On my more imaginative days, I lament the fact that I do not have a time machine (specifically, a TARDIS.) The good news is, however, that as an astronomer, I can use telescopes as a sort of time machine to look back into the Universe’s past. This view can be murky at times, and a recent Nature paper shows us that we just don’t understand the very young Universe as well as we thought.
As I’ve written previously, I was in South Africa working on a new radio telescope to probe the hydrogen in the early Universe for a few weeks this summer. One of our collaborators back home emailed us excitedly about some new findings that related to our project. A group led by Daniel Mortlock studied a monstrous and very distant quasar which has something interesting to say about its environment.
The quasar’s name is the ever memorable “ULAS J1120+0641.” Using the Gemini North Telescope, a spectrum of the quasar was taken back in November, confirming a redshift* of 7.085. This means we are seeing the quasar when the Universe was just 770 million years old. (That’s almost 13 BILLION years ago.) This is a time in the Universe about which we know very little, the epoch of reionization.
The epoch of reionization, or EoR, is a time when the earliest galaxies were giving off lots of ultraviolet light. This UV light ionized, or broke apart, the atoms of hydrogen gas that existed between galaxies.
Several telescopes, including the experiment PAPER on which I’m writing my thesis, are searching for this elusive hydrogen signal. The redshift (or time) at which the action happens determines to what frequencies our instruments need to be tuned.
Several quasars at a redshift near 6 (that’s a billion years after the Big Bang) showed signs that they were at the very tail end of reionization. Other studies using the cosmic microwave background implied that reionization took a long time to occur, so we would have to cover a frequency range that went up to a redshift of 12 to catch all of the hydrogen. This new quasar, however, is changing that picture.
ULAS J1120+0641 looks different from its counterparts at redshift of 6. It shows that the hydrogen medium around it is still 10 percent neutral. This is more neutral hydrogen than astronomers were expecting, so telescopes being built for the EoR experiment need to take the redshift range between 6 and 7 into account and look for something really important there. With many such experiments midway through construction, it will favor those who were already prepared for a bit of “give.”

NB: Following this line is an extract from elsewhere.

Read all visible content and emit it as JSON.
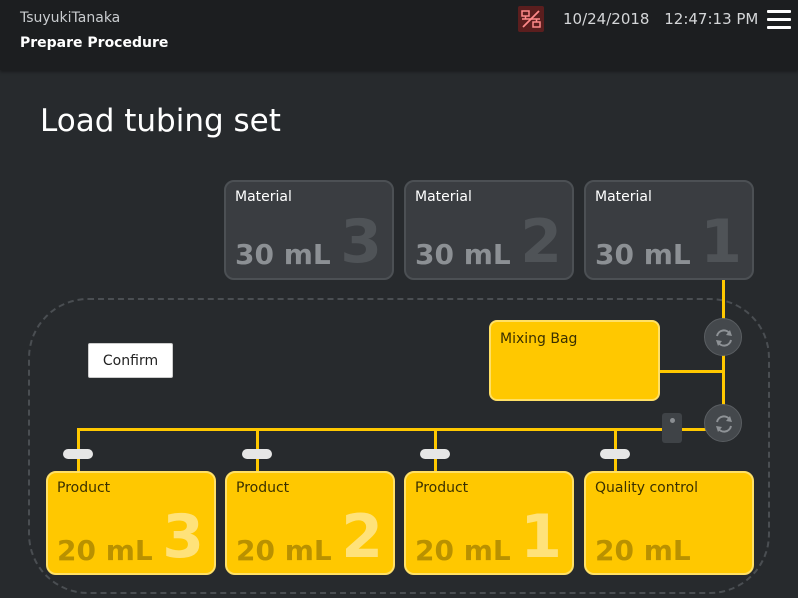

Of course, this quasar gives just one pierce point over an entire sky, so results are preliminary, and more analyses could even show more neutral gas than the published 10 percent. It’s rather difficult to plan to find something that can’t yet be seen, but the challenge makes it all that much more fun!
However, I can’t say that I’m too surprised at this result, as a while ago I read a paper that insisted that we didn’t have enough quasars at a redshift of 6 to really say that reionization was done by then. Maybe it extends down to 5… or lower?
WATCH VIDEO: Did you know there’s a black hole in the center of our galaxy?
One more fascinating thing about this quasar is the estimated size of the black hole that powers it. It is 2 billion times the mass of our sun. Though that is not unusual for supermassive black holes in the Universe today, this monster only had 770 million years in which to grow to that massive size. At the rate that it is pulling material onto itself, it had to have been born really big to begin with, much larger than the kind of black hole that comes from the death of a massive star. Or, it arose from a merger of many, many much smaller black holes. Either way, as Chris Willcott points out in his commentary in the same issue of Nature as this paper, “t is safe to say that the existence of this quasar will be giving some theorists sleepless nights.”
That’s okay by me. The observers and experimentalists have already lost quite a bit of sleep trying to detect these things!
*Redshift is a measure of how much the light has been “stretched” over cosmic time due to the expanding Universe. So, hydrogen, which normally emits light at 1.4 GHz, can be detected from this epoch in a range between 100 and 200 MHz. (Yes, that’s right near the FM radio band. Yay for us!) In this way, redshift can be correlated with the age of the universe, where a higher redshift indicates and earlier epoch.
Thanks to Chris Carilli for bringing this work to our attention while we were running around in the desert on the other side of the planet! I have linked to the preprints of these papers in the text, and the final papers can be found (behind paywalls) here, here, and here.
Image: Artist’s conception of a bright quasar at the center of a galaxy. Credit: NASA